This is not to say that there is no human research to support these benefits. As per research, human studies also co-relate to the benefits of insulin resistance, high blood pressure inflammation, and weight loss. Also, a Baltimore study concluded that people suffering from multiple sclerosis had reduced symptoms in just two months.
Intermittent Fasting and Improved Sleep
After elaborating upon the physical health benefits, let's discuss the benefits to the mind and soul. Research shows that disciplining the body’s eating pattern automatically disciplines the body and mind’s sleep schedule. You should keep at least a 2 to 3-hour window between your last meal and the snooze time. The logic behind this rule of thumb is that your body will focus on active digestion rather than settling down for rest and repair.
The routine eating pattern helps you by training your body to accept nourishment at set times and abstain at other times. This takes care of all those hunger pangs and cravings automatically, resulting in a regular sleep schedule. The eating pattern also helps you by building a stronger circadian rhythm resulting in a deeper better sleep. It also reduces the leg movements in sleep and nighttime awakenings.

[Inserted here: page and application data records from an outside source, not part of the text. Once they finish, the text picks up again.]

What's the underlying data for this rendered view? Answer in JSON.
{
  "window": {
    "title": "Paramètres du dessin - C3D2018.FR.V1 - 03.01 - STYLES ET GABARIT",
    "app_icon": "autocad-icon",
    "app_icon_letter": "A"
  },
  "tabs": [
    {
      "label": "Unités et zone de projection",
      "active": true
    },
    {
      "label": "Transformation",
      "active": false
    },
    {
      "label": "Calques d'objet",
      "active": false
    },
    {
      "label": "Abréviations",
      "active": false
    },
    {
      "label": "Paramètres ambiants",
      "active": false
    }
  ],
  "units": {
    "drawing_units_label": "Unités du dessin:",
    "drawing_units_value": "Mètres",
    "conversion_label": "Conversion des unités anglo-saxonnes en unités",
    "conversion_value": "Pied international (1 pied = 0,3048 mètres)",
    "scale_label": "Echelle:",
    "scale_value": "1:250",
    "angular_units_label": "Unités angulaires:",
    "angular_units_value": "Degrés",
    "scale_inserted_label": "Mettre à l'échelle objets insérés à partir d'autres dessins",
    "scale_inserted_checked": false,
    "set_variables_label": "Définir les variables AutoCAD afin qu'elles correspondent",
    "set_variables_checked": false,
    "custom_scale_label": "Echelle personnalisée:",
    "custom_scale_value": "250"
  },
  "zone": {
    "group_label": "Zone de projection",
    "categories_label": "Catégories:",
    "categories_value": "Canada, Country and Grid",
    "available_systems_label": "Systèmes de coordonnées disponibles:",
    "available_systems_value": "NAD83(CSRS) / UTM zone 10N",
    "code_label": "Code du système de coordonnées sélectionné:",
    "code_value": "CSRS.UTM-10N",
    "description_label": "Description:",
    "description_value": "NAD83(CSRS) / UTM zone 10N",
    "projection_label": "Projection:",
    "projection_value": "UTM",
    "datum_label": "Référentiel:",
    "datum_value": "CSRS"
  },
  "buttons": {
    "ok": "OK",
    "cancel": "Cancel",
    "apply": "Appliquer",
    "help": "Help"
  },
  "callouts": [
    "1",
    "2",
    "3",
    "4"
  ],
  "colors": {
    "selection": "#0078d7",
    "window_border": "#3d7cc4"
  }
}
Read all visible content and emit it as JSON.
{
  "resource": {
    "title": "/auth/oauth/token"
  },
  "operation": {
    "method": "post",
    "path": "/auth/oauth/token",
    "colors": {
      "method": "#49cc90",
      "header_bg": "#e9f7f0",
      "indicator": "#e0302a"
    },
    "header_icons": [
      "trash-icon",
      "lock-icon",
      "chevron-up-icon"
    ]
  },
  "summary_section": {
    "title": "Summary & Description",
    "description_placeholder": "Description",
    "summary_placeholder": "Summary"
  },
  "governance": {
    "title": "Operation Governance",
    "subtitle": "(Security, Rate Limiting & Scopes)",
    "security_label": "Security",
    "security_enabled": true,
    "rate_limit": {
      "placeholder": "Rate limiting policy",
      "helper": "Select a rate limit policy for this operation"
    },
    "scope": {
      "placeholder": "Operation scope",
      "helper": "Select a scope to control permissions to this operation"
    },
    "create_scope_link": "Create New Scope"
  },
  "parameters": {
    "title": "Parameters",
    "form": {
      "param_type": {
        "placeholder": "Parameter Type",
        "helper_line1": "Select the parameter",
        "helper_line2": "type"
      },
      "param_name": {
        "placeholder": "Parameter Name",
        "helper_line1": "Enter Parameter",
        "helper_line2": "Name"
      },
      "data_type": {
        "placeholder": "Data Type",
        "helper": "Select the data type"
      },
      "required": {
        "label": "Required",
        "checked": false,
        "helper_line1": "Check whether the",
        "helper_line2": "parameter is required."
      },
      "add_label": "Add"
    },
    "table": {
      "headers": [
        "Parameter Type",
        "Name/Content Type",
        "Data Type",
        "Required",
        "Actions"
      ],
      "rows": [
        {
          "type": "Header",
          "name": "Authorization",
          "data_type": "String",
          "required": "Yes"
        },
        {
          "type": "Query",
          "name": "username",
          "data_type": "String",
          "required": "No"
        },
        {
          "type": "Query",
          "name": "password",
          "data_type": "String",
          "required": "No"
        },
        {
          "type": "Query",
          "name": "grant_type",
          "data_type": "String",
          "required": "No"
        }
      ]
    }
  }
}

Sleeping While Fasting
After extolling the benefits of intermittent fasting on your sleep, let's catch the mouse other way round. Intermittent fasting is ultimately abstaining for a certain period. In many cases, this can cause you to feel restless and anxious with hunger pangs demanding attention, especially if you are the foodie type. So instead of aiding sleep, it may very well hamper your sleep.
For this, you need to focus on the type of diet you indulge in. Stay away from sugar, refined flours, tea, coffee, and alcohol. Concentrate more on whole wheat, nuts, and fruits. Also, practice controlled breathing through yoga and light exercises. This way, you can train your body through the initial hiccup of adjusting to intermittent fasting.
Is Intermittent Fasting a Healthy Lifestyle?
In a word, “Yes.” This is collaborated by The New England Medicine Journal. Intermittent fasting does not cut any food group from your diet. It simply regulates your eating pattern. It does not tell you not to eat carbohydrates or cut out fats altogether. It only asks you to regulate your diet while keeping your food groups balanced. There is no extremity involved.
Social Limitations of Intermittent Fasting
The biggest challenge when you decide to follow intermittent fasting is juggling your fasting schedule with your social schedule. It’s difficult to go for dinner with friends or catch an evening show when you cannot eat beyond say 7 or 8. That said, even binge eating or comfort eating with friends and family will have to stop. This is the point where you are most likely to give up.
The Final Call
Intermittent Fasting has enormous benefits, but it is not a medically approved treatment plan for any health condition, especially with regards to weight loss. More research needs to be undertaken with respect to the nutritional deficiencies and associated side effects. It is especially not recommended if you are pregnant or have any eating disorders.